━━━━━ DATA SUPPLIED ━━━━━

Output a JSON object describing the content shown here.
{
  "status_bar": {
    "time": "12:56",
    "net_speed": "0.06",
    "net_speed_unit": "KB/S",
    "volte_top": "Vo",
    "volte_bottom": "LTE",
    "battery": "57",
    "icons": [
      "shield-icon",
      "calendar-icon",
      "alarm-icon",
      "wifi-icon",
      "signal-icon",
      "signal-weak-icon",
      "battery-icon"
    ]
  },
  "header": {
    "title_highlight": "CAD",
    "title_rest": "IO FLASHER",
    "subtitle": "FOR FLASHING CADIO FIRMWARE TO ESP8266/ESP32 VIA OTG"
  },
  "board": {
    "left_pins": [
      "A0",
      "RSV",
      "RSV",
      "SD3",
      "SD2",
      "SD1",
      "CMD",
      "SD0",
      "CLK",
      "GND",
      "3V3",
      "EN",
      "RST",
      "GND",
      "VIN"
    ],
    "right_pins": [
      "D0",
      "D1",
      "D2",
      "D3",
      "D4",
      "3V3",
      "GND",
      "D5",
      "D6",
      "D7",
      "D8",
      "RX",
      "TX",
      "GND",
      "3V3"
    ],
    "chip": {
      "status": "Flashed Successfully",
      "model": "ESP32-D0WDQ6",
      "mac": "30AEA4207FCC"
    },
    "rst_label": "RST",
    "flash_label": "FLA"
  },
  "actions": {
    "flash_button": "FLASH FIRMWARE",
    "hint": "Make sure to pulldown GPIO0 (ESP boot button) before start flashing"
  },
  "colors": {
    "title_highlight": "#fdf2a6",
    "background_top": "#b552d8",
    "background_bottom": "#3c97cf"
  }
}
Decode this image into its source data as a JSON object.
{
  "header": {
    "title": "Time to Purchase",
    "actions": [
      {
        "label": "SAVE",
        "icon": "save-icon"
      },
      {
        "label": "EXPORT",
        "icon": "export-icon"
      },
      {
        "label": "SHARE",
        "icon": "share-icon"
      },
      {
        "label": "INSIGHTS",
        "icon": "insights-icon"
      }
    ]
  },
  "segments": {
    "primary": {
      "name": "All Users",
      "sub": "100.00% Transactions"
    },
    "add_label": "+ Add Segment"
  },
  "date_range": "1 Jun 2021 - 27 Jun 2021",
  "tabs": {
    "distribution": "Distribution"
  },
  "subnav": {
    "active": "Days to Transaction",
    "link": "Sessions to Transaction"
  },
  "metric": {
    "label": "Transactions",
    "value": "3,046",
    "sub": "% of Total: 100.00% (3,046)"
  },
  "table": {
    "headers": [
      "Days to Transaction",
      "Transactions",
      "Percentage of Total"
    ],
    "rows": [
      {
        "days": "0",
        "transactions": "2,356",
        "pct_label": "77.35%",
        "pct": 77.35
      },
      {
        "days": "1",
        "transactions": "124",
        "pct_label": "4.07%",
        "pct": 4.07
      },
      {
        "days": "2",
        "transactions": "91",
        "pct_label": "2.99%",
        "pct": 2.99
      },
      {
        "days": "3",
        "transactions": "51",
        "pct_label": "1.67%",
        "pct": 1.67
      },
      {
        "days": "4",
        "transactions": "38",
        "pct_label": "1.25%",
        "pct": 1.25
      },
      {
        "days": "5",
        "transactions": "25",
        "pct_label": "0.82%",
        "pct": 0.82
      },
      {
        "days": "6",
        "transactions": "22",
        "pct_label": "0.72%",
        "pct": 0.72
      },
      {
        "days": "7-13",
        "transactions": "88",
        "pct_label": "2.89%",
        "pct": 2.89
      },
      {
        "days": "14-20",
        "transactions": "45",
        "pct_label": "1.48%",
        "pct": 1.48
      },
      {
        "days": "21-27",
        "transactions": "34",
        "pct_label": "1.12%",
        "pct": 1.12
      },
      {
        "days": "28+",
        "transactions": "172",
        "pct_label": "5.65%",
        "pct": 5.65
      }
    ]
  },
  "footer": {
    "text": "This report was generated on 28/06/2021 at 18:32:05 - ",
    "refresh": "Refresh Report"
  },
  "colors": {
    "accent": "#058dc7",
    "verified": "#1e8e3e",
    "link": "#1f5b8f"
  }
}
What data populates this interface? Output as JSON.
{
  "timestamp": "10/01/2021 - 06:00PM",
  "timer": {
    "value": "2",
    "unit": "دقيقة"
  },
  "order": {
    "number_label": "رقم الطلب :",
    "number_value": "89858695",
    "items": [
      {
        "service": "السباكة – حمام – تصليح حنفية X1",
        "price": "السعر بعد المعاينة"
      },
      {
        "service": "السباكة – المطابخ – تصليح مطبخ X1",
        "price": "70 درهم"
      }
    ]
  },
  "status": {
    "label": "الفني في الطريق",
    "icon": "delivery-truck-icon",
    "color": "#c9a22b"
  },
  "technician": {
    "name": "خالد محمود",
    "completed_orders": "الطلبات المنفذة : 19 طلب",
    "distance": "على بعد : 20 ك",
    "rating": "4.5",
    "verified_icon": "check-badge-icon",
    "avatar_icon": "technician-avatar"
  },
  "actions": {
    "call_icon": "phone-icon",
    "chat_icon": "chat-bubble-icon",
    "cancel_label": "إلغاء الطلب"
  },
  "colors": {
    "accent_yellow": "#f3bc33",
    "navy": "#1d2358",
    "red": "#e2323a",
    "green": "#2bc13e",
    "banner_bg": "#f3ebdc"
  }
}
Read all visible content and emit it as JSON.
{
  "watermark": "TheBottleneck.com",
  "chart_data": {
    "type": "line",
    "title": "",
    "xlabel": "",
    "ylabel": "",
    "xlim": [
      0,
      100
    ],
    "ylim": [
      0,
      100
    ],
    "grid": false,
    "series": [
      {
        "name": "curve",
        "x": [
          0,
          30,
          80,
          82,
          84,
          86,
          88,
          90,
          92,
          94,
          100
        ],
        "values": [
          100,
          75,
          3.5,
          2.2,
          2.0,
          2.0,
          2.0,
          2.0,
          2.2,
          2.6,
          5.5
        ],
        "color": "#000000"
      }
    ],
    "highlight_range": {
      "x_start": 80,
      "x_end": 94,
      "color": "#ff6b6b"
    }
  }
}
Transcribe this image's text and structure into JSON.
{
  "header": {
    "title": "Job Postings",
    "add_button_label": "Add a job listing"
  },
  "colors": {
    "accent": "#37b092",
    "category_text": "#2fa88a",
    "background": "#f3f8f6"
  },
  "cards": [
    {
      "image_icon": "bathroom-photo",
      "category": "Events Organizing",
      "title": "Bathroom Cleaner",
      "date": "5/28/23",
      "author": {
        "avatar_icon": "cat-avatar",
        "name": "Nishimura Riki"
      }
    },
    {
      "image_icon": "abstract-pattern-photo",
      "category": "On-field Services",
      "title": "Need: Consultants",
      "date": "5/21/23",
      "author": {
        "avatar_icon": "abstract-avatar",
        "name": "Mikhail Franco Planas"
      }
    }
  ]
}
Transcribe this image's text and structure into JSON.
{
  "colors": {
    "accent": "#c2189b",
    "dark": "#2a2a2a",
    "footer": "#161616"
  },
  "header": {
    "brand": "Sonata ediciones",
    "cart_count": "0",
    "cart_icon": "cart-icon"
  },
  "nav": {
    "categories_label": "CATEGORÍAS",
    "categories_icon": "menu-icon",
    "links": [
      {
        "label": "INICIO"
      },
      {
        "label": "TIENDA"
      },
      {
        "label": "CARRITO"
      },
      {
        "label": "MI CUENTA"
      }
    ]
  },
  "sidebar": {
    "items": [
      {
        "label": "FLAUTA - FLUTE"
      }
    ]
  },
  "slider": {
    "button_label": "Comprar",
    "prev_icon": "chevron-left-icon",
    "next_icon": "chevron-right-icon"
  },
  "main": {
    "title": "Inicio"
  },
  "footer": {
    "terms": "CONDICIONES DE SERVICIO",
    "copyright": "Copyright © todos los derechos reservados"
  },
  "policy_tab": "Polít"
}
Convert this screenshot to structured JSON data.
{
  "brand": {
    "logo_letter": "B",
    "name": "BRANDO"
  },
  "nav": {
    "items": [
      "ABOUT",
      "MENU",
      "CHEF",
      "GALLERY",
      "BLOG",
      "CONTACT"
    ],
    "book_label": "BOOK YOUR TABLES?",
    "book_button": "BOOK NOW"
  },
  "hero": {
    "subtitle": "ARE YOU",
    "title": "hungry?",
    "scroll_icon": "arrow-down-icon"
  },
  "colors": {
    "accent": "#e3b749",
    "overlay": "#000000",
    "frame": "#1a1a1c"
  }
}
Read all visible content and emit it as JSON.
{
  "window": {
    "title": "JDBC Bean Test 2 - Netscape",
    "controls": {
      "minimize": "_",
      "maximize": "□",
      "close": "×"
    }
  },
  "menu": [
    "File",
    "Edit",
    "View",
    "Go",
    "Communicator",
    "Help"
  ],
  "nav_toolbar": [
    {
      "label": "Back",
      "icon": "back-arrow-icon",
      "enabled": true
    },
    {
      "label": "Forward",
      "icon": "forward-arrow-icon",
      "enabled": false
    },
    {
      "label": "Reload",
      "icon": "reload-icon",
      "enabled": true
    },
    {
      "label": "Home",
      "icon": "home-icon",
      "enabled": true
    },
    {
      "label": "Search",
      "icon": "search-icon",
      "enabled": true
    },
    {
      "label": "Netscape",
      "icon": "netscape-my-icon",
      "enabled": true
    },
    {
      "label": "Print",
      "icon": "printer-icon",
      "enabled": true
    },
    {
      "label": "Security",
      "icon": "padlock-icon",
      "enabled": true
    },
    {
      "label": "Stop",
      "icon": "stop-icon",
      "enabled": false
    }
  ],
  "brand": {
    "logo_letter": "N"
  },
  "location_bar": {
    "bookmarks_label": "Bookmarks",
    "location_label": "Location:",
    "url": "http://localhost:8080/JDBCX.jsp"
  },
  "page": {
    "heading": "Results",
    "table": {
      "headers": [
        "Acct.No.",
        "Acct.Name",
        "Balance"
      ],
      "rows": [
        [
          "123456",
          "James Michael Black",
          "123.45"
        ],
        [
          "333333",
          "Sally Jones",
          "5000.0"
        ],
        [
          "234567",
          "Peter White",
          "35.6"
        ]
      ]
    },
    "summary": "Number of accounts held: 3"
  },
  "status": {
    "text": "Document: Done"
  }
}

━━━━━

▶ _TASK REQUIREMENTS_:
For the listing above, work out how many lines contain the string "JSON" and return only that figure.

▶ _THE ANSWER_:
8